(EXTRACTED INFORMATION begins)

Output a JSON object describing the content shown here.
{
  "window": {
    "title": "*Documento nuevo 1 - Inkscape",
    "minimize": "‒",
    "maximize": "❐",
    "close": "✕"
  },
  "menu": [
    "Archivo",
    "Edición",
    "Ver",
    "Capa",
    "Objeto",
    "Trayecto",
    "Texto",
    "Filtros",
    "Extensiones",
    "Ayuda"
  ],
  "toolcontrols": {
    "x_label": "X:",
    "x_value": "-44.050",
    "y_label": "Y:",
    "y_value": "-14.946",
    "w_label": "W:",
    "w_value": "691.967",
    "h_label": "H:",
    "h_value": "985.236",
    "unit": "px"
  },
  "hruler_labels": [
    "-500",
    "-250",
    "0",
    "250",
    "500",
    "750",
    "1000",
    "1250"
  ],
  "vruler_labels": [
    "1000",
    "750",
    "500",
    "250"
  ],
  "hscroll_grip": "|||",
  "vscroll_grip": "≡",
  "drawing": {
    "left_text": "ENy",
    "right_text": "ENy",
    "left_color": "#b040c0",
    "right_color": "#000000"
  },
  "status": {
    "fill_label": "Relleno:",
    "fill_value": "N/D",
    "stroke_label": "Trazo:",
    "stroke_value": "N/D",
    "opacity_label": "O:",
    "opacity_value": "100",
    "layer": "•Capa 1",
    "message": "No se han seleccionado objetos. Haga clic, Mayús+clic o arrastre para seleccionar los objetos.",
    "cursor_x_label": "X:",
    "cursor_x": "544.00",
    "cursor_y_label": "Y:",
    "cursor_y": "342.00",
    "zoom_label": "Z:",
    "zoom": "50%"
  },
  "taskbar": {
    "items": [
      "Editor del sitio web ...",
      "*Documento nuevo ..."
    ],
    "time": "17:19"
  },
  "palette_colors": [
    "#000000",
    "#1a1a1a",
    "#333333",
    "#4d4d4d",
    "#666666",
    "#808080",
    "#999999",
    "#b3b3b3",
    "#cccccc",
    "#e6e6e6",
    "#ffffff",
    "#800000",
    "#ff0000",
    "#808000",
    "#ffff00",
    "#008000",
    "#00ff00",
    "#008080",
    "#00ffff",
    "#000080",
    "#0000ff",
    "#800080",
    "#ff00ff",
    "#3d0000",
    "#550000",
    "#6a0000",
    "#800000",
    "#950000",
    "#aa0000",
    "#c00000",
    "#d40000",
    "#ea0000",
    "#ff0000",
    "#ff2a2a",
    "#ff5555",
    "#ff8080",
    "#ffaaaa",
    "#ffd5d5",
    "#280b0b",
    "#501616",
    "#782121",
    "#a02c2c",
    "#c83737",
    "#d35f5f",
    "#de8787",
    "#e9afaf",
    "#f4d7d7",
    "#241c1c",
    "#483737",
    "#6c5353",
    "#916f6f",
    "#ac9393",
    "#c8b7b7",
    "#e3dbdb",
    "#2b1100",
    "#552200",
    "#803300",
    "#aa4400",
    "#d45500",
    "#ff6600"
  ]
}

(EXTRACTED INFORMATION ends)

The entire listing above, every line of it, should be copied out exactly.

▶ _YOUR SOLUTION_
Output a JSON object describing the content shown here.
{
  "window": {
    "title": "*Documento nuevo 1 - Inkscape",
    "minimize": "‒",
    "maximize": "❐",
    "close": "✕"
  },
  "menu": [
    "Archivo",
    "Edición",
    "Ver",
    "Capa",
    "Objeto",
    "Trayecto",
    "Texto",
    "Filtros",
    "Extensiones",
    "Ayuda"
  ],
  "toolcontrols": {
    "x_label": "X:",
    "x_value": "-44.050",
    "y_label": "Y:",
    "y_value": "-14.946",
    "w_label": "W:",
    "w_value": "691.967",
    "h_label": "H:",
    "h_value": "985.236",
    "unit": "px"
  },
  "hruler_labels": [
    "-500",
    "-250",
    "0",
    "250",
    "500",
    "750",
    "1000",
    "1250"
  ],
  "vruler_labels": [
    "1000",
    "750",
    "500",
    "250"
  ],
  "hscroll_grip": "|||",
  "vscroll_grip": "≡",
  "drawing": {
    "left_text": "ENy",
    "right_text": "ENy",
    "left_color": "#b040c0",
    "right_color": "#000000"
  },
  "status": {
    "fill_label": "Relleno:",
    "fill_value": "N/D",
    "stroke_label": "Trazo:",
    "stroke_value": "N/D",
    "opacity_label": "O:",
    "opacity_value": "100",
    "layer": "•Capa 1",
    "message": "No se han seleccionado objetos. Haga clic, Mayús+clic o arrastre para seleccionar los objetos.",
    "cursor_x_label": "X:",
    "cursor_x": "544.00",
    "cursor_y_label": "Y:",
    "cursor_y": "342.00",
    "zoom_label": "Z:",
    "zoom": "50%"
  },
  "taskbar": {
    "items": [
      "Editor del sitio web ...",
      "*Documento nuevo ..."
    ],
    "time": "17:19"
  },
  "palette_colors": [
    "#000000",
    "#1a1a1a",
    "#333333",
    "#4d4d4d",
    "#666666",
    "#808080",
    "#999999",
    "#b3b3b3",
    "#cccccc",
    "#e6e6e6",
    "#ffffff",
    "#800000",
    "#ff0000",
    "#808000",
    "#ffff00",
    "#008000",
    "#00ff00",
    "#008080",
    "#00ffff",
    "#000080",
    "#0000ff",
    "#800080",
    "#ff00ff",
    "#3d0000",
    "#550000",
    "#6a0000",
    "#800000",
    "#950000",
    "#aa0000",
    "#c00000",
    "#d40000",
    "#ea0000",
    "#ff0000",
    "#ff2a2a",
    "#ff5555",
    "#ff8080",
    "#ffaaaa",
    "#ffd5d5",
    "#280b0b",
    "#501616",
    "#782121",
    "#a02c2c",
    "#c83737",
    "#d35f5f",
    "#de8787",
    "#e9afaf",
    "#f4d7d7",
    "#241c1c",
    "#483737",
    "#6c5353",
    "#916f6f",
    "#ac9393",
    "#c8b7b7",
    "#e3dbdb",
    "#2b1100",
    "#552200",
    "#803300",
    "#aa4400",
    "#d45500",
    "#ff6600"
  ]
}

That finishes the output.